As the Georgetown-Scott County Recycling Center closes today, the Rumpke Transfer Station is taking on services to help residents continue to go green.
In an interlocal agreement between the City of Georgetown and the Scott County Tax Court, all recycling services have been transferred to the Rumpke Transfer Station, located at 245 West Yusen Drive near Triport Road. Executive Judge Joe Pat Covington told the News-Graphic in an interview on Wednesday that the station would be open Monday through Friday from 8 a.m. to 4 p.m. and Saturday from 8 a.m. to 12 p.m. for residents to drop off their recyclables .
“Honestly, I think it’s a good opportunity for citizens. The service is being transitioned at no cost to the community, and the Rumpke Transfer Station will continue to provide the same services provided by the Georgetown-Scott County Recycling Center,” Covington said.
The Rumpke Transfer Station accepts the following items: paper products (carton must fit inside cart); plastic bottles and jugs (replace lids); metal cans (non-hazardous/non-flammable material only); glass bottles and jars (any color); scrap metal and miscellaneous electronic equipment; and cartons (remove caps and straws).
Covington said large items such as refrigerators, stoves and air conditioners are also acceptable.
“For a refrigerator to be accepted, it must have a sticker from a service technician to verify that the Freon has been removed. These large items will need to be put down,” he said.

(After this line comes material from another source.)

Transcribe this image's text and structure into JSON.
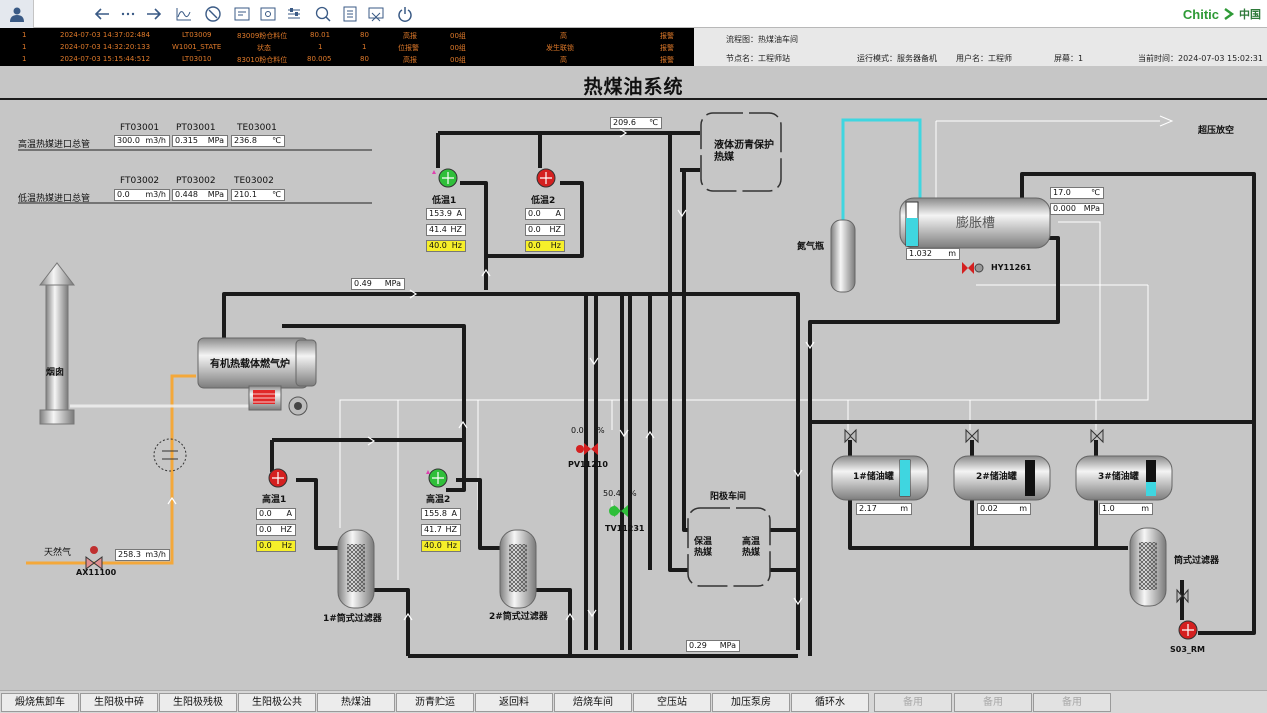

Residents can call the Rumpke Transfer Station at 1-800-828-8171 for questions about other items. An updated list will soon be available on the Scott County website (scottky.gov).
A new voucher program will also be available, giving residents the ability to carry four small loads to Rumpke for free.
“We’re trying to help people who can clean a house or move house,” Covington said. “The sad reality is that people will go out and throw things away, and we’re providing that as a benefit to the community so they don’t feel pressured into doing that.”
Locals will go online to the Scott County website (scottky.gov) and register with their email address to receive their vouchers.
“We are really excited about the voucher program and how it can help our citizens,” said Georgetown Mayor Tom Prather. “In the past, we could offer our citizens one free discharge day per month. You could bring a pickup load or a trailer load of household trash, something you could have cleaned up in a shed, to the landfill for free one Saturday a month while the landfill was still open.
Prather said the free dump day was a popular service for Georgetown residents, many of whom took advantage of it until the dump closed several years ago.
“We lost that free dump day, and we were looking for a replacement for that. This new voucher system will accomplish what we are trying to do. What’s so much better is that an owner can choose the day they want to redeem their voucher instead of a specific Saturday.
Prather added since the location is now Rumpke’s transfer station, residents never have to leave the tarmac.
“It used to be that when you went to the dump you had to go back to the dump and it was pretty rough terrain for your car or your truck,” he said.
He added that the city will still have curbside recycling every two weeks through Republic Services. For larger items, however, locals will have to pay a fee to have them picked up.
“There will be a learning curve for all of us to get used to how it works, but we think it will give us the chance to make Georgetown even cleaner,” Prather said.
Although city and county government officials seem excited about the transition with Rumpke’s transfer station, concerned citizen Becky Snodgrass disagrees.
“I understand that it was funded half by the city and half by the county, and now that the city has its own recycling and its own garbage collection, citizens have access to recycling, but that does not include large products. If they get large products that are scavenged by the Republic [Services]I understand they go straight to the landfill,” she said.
“So, I mean, just trying to be wary of taking care of our environment, it seems like we’re just going in the wrong direction. I envision people not paying for fridges, microwaves, stoves , weeders and all those things that you see along the road, they won’t pay to have these picked up, they’ll just go and dump them somewhere in a field or on an embankment. I just think that It’s a shame that our community is shutting down such a recycling resource. A lot of very conscious people are still bringing things for recycling. They’re just angry about it.
Snodgrass said she thinks Covington would be able to change that, but added that she thinks the county will need the appropriate funding to pay for the services.
“From what I understand, everyone’s budgets are so tight that they’re cutting instead of adding, but it seems there might be a better way,” she said.
Locals with questions regarding the transition or vouchers may contact the Scott County Executive Judge’s Office at 502-863-7850 or by contacting Georgetown City Hall at 502-863-9800.